AlphaESS AP1000 Power Station

(Image credit: Chris Wedel/Android Central)

You'll find numerous output ports from USB to standard wall outlets to run multiple devices simultaneously. But suppose you want a bit more capacity and power output without losing easy portability. 

In that case, it's worth looking at a power station with 1000W. I've been testing an AlphaESS AP1000 and an EBL Voyager 1000 that have a good supply of ports to plug things into, and enough output to power more demanding devices.

Power for free

EcoFlow Delta Pro

(Image credit: Chris Wedel/Android Central)

Similar to moments when power is unexpectedly lost in your home, a large power station can also help save you money and the environment. Another name for battery packs like we've been talking about is — solar generators. 

This can be a bit confusing because that term makes it seem like these devices are creating solar flares or something. They get this name because they can harness the sun's power through solar panels and create usable electricity.

The right solar generator and some solar panels can do the job if you want to save money or remove some strain from the power grid.

Thanks to solar panels, I can use the EcoFlow Delta Pro and an expansion battery to power my home-built camper trailer. I can leave my gas generator and fuel at home to use a silent and non-smelly power station to run the AC, lights, microwave, and more. While this is great, these solar generators can go even further.

My office is in a small building separate from my house, and so I use a window AC to keep it cool in the summer. This added appliance not only adds to the strain on the electrical grid, but also on my bank account. So, I have been using the Bluetti EP500 Pro with some solar panels to fun the air conditioner in my office, making the cost to stay cool free.

Power when and where you need it

Off-grid beach camping

(Image credit: Chris Wedel/Android Central)

The sense of freedom and peace of mind that power stations can offer is great. Knowing that you are prepared for an electrical outage, the convenience of taking power with you anywhere you go, and being able to save money and reduce your impact on the environment are wonderful byproducts of power stations. Coupling those things along with the fact that you can recharge these devices using the sun makes them even better.

Although power stations are not cheap, at the moment, a good rule of thumb is to plan on a dollar per watt of power. So, 300W power stations usually cost around $300, and a 3000W unit will run you around $3,000. 

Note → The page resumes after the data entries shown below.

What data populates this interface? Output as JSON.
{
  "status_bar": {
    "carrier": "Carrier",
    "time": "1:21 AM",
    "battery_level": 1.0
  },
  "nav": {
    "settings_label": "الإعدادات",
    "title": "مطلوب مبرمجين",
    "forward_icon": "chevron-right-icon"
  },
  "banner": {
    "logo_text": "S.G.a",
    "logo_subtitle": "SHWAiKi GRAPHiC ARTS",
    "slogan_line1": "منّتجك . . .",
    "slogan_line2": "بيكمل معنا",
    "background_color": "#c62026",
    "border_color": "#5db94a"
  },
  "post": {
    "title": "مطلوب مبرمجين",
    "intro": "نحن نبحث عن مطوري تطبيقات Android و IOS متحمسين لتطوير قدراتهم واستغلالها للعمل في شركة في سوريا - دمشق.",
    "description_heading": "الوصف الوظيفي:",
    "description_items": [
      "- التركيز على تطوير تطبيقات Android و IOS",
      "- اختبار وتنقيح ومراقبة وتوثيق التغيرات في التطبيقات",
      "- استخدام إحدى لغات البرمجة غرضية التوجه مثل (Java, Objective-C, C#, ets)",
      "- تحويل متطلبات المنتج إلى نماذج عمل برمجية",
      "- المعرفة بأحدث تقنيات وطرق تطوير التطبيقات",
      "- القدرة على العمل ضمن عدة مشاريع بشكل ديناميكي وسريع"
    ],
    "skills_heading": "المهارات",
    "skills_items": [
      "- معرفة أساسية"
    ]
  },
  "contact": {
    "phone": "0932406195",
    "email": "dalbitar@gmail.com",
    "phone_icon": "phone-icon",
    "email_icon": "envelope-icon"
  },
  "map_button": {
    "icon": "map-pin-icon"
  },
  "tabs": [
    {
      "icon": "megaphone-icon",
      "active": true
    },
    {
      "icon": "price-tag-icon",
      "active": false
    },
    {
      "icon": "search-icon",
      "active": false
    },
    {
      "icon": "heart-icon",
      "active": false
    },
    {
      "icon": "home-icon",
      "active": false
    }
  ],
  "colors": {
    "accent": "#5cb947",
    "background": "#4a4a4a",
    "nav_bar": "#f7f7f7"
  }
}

However, depending on your use of the device, the purchase cost may be far outweighed by the benefit of having power when others don't or by offsetting the long-term cost of paying to use the electrical grid. 

Chris Wedel
Smart Home Writer
Chris Wedel is a fan of all things tech and gadgets. Living in rural Kansas with his wife and two young boys makes finding ways to get and stay online tricky. By utilizing his years of experience with the tech and mobile communications industries — success is assured. When not conquering connectivity challenges and testing new gadgets, he enjoys cruising a gravel road in his UTV with some good tunes.